‘Terminator Genisys’ Review: Old and obsolete
MANILA, Philippines – If there is one thing that Terminator Genisys proves, it is that the film franchise owes a whole lot of its longevity to Arnold Schwarzenegger. The professional bodybuilder turned movie star was just fresh out of having portrayed Conan, the very famous barbarian, in two feature length films when he was recruited by James Cameron to play a cyborg from the future whose only mission is to rid the world of a certain Sarah Connor who will give birth to a revolutionary figure.
Schwarzenegger, with his extremely thick accent, gigantic frame and a curiously charming lack of acting sophistication, owned the role. He is the film’s grandest spectacle, that Cameron had to have him back in the sequels, not as a nemesis but as a hero.
Terminator Salvation, the only Terminator film without Schwarzenegger, felt uncomfortable and naked, relying primarily on the series’ unstable lore to maintain a semblance of being connected to the staggered storyline. Schwarzenegger, for better or for worse, was the rugged soul of the Terminator films. Without him, the Terminator reveals how it is really nothing more than bad science fiction, one that assembles all the easiest tropes of the genre to create an illusion of complication worthy of a medley of sequels.
Back to the future
Terminator Genisys again opens in the dreary future ruled by robots. The rebels, headed by John O’Connor (Jason Clarke), are about to win the war against their lifeless overlords when a cyborg (Schwarzenegger) is sent back to the past in a last ditch effort by the robots to ensure that John and his rebellion will never happen.
John sends his most trusted lieutenant Kyle Reese (Jai Courtney) back to the past to thwart the cyborg’s intentions of killing Sarah Connor (Emilia Clarke), his mother.
Kyle arrives in the 80s thinking that Sarah would be the standard damsel in distress who is totally clueless of the threats to her life. However, Sarah arrives, with another cyborg, but aged and a little bit more wizened, with her.
Writers Laeta Kalogridis and Patrick Lussier frame Terminator Genisys within the narratives that have already been established in the past film. Considering however that since the franchise deals with time travel and the ability to change the future by messing with the past, they are given a huge leeway of molding an alternate timeline, one that would not necessarily have to make sense since there is always an excuse for the events of all the Terminator films to not converge.
Interestingly, the film borrows certain scenes from previous films, which totally betrays the clean slate concept that time travel espouses. In other words, the film is grounded on a pile of weird science, one that is conveniently utilized to stretch a franchise that is not really worth stretching.

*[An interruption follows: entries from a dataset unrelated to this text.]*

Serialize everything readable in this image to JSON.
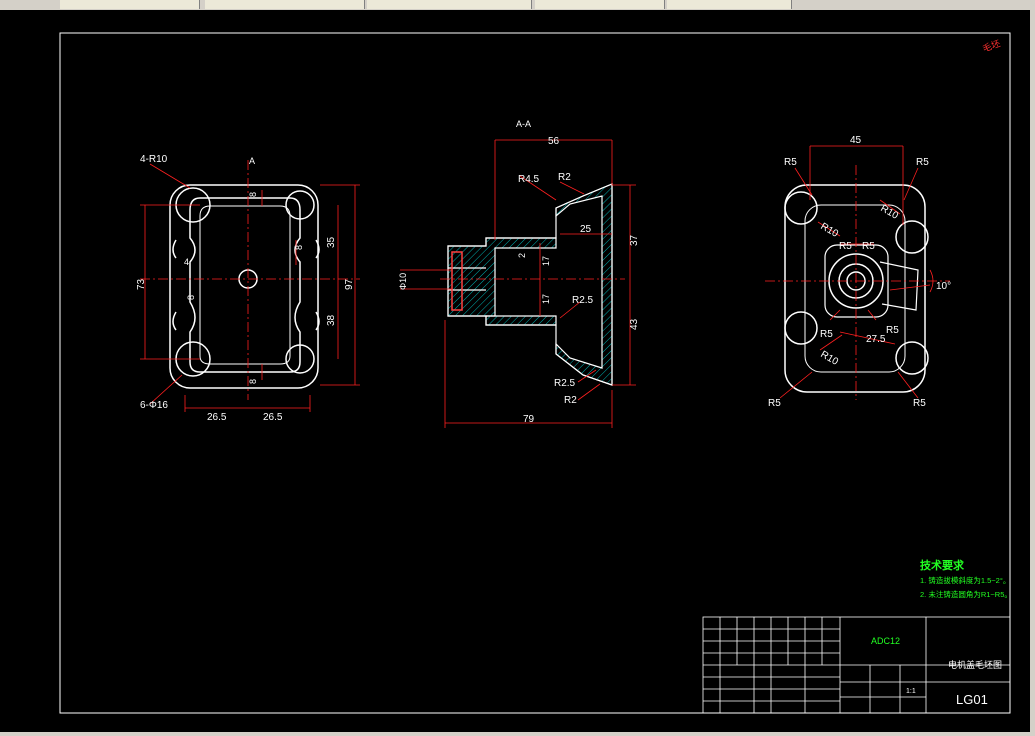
{
  "colors": {
    "background": "#000000",
    "outline": "#ffffff",
    "dimension": "#ff2020",
    "hatch": "#00b0b0",
    "notes": "#22ff22",
    "stamp": "#ff3030"
  },
  "views": {
    "left": {
      "labels": [
        "4-R10",
        "A",
        "8",
        "8",
        "35",
        "73",
        "97",
        "4",
        "8",
        "38",
        "8",
        "6-Φ16",
        "26.5",
        "26.5"
      ]
    },
    "section": {
      "title": "A-A",
      "labels": [
        "56",
        "R4.5",
        "R2",
        "25",
        "37",
        "Φ10",
        "2",
        "17",
        "17",
        "R2.5",
        "43",
        "R2.5",
        "R2",
        "79"
      ]
    },
    "right": {
      "labels": [
        "45",
        "R5",
        "R5",
        "R10",
        "R10",
        "R5",
        "R5",
        "10°",
        "R5",
        "R5",
        "27.5",
        "R10",
        "R5",
        "R5"
      ]
    }
  },
  "notes": {
    "heading": "技术要求",
    "items": [
      "1. 铸造拔模斜度为1.5~2°。",
      "2. 未注铸造圆角为R1~R5。"
    ]
  },
  "title_block": {
    "material": "ADC12",
    "drawing_name": "电机盖毛坯图",
    "drawing_no": "LG01",
    "scale": "1:1"
  },
  "stamp": "毛坯"
}
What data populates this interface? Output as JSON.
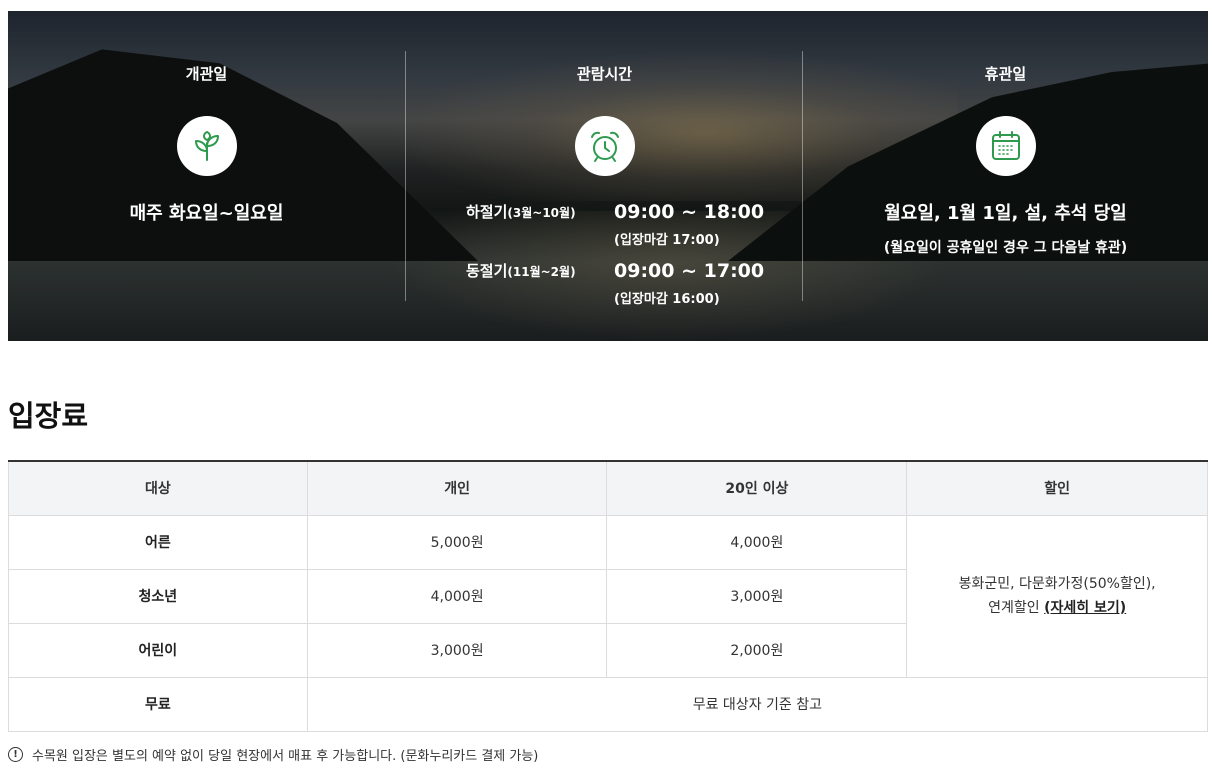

Sadly, the film takes all this lame science too seriously, relying on it to give itself some sort of complexity that does not really translate well within the context of a summer blockbuster. Director Alan Taylor finds himself in an uncomfortable place where he has to juggle the demands of producing action sequences that are brimming with spectacular visual effects and making sure that things do not get too confusing.
Father of the bride
Surprisingly, the most entertaining and authentic part of Terminator Genisys is not the lengthy action sequences or the convoluted sci-fi. It is the fascinating dynamics between Kyle, Sarah, and her cyborg she named Pops.
Romance between Kyle and Sarah is more than suggested, although Taylor could have infused the same with more than a hint of sensuality. Pops plays third wheel. He is the stern father of the bride, the man Kyle has to woo to his side to be able to get it on with Sarah.
Taylor and his writers at least had the good sense to utilize Schwarzenegger’s age to enunciate certain dramatic and comedic components that work very well amidst the relationship that they try to emulate. It is quite affecting to see Schwarzenegger and the character he has portrayed for decades succumb to the inevitability of growing old or getting obsolete.
Blast from the past
Terminator Genisys is far from being successful at anything it sets out to do. Although Schwarzenegger gives the film that essential blast from the past to lift it from being just another attempt to mine on collective nostalgia without even understanding why there is nostalgia in the first place, the film still succumbs to the afflictions of the generic blockbuster, which is to give importance to brainless pageantry rather than actual entertainment.
The film goes with the philosophy of bigger is better. Its villain is more ferocious. The destruction it depicts is more vicious. Its plot is more long-winded. In all its efforts at upgrading everything, it forgets that its most pleasurable moments are the quiet ones, the ones where rusty Schwarzenegger reveals some humanity within his metallic frame. Terminator Genisys is a film where noise triumphs and sincerity is obsolete. – Rappler.com
Francis Joseph Cruz litigates for a living and writes about cinema for fun. The first Filipino movie he saw in the theaters was Carlo J. Caparas’ 'Tirad Pass.' Since then, he’s been on a mission to find better memories with Philippine cinema. Profile photo by Fatcat Studios